■ **LISTED RECORDS**:
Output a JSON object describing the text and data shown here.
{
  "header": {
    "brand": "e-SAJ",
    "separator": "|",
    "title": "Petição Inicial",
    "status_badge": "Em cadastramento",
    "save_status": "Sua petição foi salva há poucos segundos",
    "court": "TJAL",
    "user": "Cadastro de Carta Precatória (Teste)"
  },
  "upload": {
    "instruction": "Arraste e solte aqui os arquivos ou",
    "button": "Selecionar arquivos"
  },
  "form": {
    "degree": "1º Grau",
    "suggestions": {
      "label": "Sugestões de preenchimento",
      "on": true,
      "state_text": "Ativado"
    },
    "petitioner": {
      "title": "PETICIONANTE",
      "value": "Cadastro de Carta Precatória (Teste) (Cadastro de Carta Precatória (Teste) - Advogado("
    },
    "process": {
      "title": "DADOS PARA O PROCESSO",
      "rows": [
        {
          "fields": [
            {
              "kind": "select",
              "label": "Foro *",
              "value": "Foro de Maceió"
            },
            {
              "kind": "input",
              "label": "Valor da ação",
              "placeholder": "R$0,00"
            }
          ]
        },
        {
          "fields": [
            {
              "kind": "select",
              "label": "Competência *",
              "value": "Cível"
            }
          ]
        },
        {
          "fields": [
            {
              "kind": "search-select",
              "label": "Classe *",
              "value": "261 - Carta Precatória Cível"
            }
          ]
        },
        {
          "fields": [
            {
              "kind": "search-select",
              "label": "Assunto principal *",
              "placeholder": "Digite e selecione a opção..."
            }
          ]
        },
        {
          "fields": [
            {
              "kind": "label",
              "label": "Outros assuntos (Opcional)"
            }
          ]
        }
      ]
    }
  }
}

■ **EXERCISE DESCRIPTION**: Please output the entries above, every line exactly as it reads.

■ **FINISHED EXERCISE**:
Output a JSON object describing the text and data shown here.
{
  "header": {
    "brand": "e-SAJ",
    "separator": "|",
    "title": "Petição Inicial",
    "status_badge": "Em cadastramento",
    "save_status": "Sua petição foi salva há poucos segundos",
    "court": "TJAL",
    "user": "Cadastro de Carta Precatória (Teste)"
  },
  "upload": {
    "instruction": "Arraste e solte aqui os arquivos ou",
    "button": "Selecionar arquivos"
  },
  "form": {
    "degree": "1º Grau",
    "suggestions": {
      "label": "Sugestões de preenchimento",
      "on": true,
      "state_text": "Ativado"
    },
    "petitioner": {
      "title": "PETICIONANTE",
      "value": "Cadastro de Carta Precatória (Teste) (Cadastro de Carta Precatória (Teste) - Advogado("
    },
    "process": {
      "title": "DADOS PARA O PROCESSO",
      "rows": [
        {
          "fields": [
            {
              "kind": "select",
              "label": "Foro *",
              "value": "Foro de Maceió"
            },
            {
              "kind": "input",
              "label": "Valor da ação",
              "placeholder": "R$0,00"
            }
          ]
        },
        {
          "fields": [
            {
              "kind": "select",
              "label": "Competência *",
              "value": "Cível"
            }
          ]
        },
        {
          "fields": [
            {
              "kind": "search-select",
              "label": "Classe *",
              "value": "261 - Carta Precatória Cível"
            }
          ]
        },
        {
          "fields": [
            {
              "kind": "search-select",
              "label": "Assunto principal *",
              "placeholder": "Digite e selecione a opção..."
            }
          ]
        },
        {
          "fields": [
            {
              "kind": "label",
              "label": "Outros assuntos (Opcional)"
            }
          ]
        }
      ]
    }
  }
}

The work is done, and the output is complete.